### The input
--

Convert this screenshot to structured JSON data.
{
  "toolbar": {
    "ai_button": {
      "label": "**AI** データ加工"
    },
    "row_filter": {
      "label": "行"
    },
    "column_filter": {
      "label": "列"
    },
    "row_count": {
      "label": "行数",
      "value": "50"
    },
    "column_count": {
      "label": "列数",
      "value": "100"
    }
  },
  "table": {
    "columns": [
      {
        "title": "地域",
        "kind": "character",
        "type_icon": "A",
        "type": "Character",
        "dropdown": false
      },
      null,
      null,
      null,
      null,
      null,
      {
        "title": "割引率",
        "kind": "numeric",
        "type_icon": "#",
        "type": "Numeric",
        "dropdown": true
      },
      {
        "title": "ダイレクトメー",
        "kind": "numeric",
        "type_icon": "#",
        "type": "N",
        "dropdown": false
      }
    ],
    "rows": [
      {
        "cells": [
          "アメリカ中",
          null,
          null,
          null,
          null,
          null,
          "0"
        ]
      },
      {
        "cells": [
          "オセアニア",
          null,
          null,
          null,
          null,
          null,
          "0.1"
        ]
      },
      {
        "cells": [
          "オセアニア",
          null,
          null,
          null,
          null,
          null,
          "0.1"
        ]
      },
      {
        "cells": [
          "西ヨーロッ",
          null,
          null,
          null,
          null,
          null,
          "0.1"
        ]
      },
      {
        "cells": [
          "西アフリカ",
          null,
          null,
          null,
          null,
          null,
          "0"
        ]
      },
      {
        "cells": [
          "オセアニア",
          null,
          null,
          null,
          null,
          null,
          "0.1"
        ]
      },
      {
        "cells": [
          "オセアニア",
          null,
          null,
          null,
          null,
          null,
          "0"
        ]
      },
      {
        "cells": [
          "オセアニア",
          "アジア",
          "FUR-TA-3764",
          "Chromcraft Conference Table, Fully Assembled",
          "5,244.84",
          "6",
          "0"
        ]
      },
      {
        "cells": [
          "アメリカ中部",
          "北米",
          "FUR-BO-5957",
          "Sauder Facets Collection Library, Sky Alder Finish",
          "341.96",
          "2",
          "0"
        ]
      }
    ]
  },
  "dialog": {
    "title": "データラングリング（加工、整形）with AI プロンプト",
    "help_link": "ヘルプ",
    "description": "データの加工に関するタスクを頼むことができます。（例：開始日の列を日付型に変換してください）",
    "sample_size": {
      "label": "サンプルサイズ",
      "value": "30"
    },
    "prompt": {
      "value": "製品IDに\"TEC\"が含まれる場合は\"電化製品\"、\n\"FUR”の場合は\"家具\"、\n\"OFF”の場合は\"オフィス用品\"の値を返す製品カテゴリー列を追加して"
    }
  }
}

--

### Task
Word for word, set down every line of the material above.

### Answer for the task
Convert this screenshot to structured JSON data.
{
  "toolbar": {
    "ai_button": {
      "label": "**AI** データ加工"
    },
    "row_filter": {
      "label": "行"
    },
    "column_filter": {
      "label": "列"
    },
    "row_count": {
      "label": "行数",
      "value": "50"
    },
    "column_count": {
      "label": "列数",
      "value": "100"
    }
  },
  "table": {
    "columns": [
      {
        "title": "地域",
        "kind": "character",
        "type_icon": "A",
        "type": "Character",
        "dropdown": false
      },
      null,
      null,
      null,
      null,
      null,
      {
        "title": "割引率",
        "kind": "numeric",
        "type_icon": "#",
        "type": "Numeric",
        "dropdown": true
      },
      {
        "title": "ダイレクトメー",
        "kind": "numeric",
        "type_icon": "#",
        "type": "N",
        "dropdown": false
      }
    ],
    "rows": [
      {
        "cells": [
          "アメリカ中",
          null,
          null,
          null,
          null,
          null,
          "0"
        ]
      },
      {
        "cells": [
          "オセアニア",
          null,
          null,
          null,
          null,
          null,
          "0.1"
        ]
      },
      {
        "cells": [
          "オセアニア",
          null,
          null,
          null,
          null,
          null,
          "0.1"
        ]
      },
      {
        "cells": [
          "西ヨーロッ",
          null,
          null,
          null,
          null,
          null,
          "0.1"
        ]
      },
      {
        "cells": [
          "西アフリカ",
          null,
          null,
          null,
          null,
          null,
          "0"
        ]
      },
      {
        "cells": [
          "オセアニア",
          null,
          null,
          null,
          null,
          null,
          "0.1"
        ]
      },
      {
        "cells": [
          "オセアニア",
          null,
          null,
          null,
          null,
          null,
          "0"
        ]
      },
      {
        "cells": [
          "オセアニア",
          "アジア",
          "FUR-TA-3764",
          "Chromcraft Conference Table, Fully Assembled",
          "5,244.84",
          "6",
          "0"
        ]
      },
      {
        "cells": [
          "アメリカ中部",
          "北米",
          "FUR-BO-5957",
          "Sauder Facets Collection Library, Sky Alder Finish",
          "341.96",
          "2",
          "0"
        ]
      }
    ]
  },
  "dialog": {
    "title": "データラングリング（加工、整形）with AI プロンプト",
    "help_link": "ヘルプ",
    "description": "データの加工に関するタスクを頼むことができます。（例：開始日の列を日付型に変換してください）",
    "sample_size": {
      "label": "サンプルサイズ",
      "value": "30"
    },
    "prompt": {
      "value": "製品IDに\"TEC\"が含まれる場合は\"電化製品\"、\n\"FUR”の場合は\"家具\"、\n\"OFF”の場合は\"オフィス用品\"の値を返す製品カテゴリー列を追加して"
    }
  }
}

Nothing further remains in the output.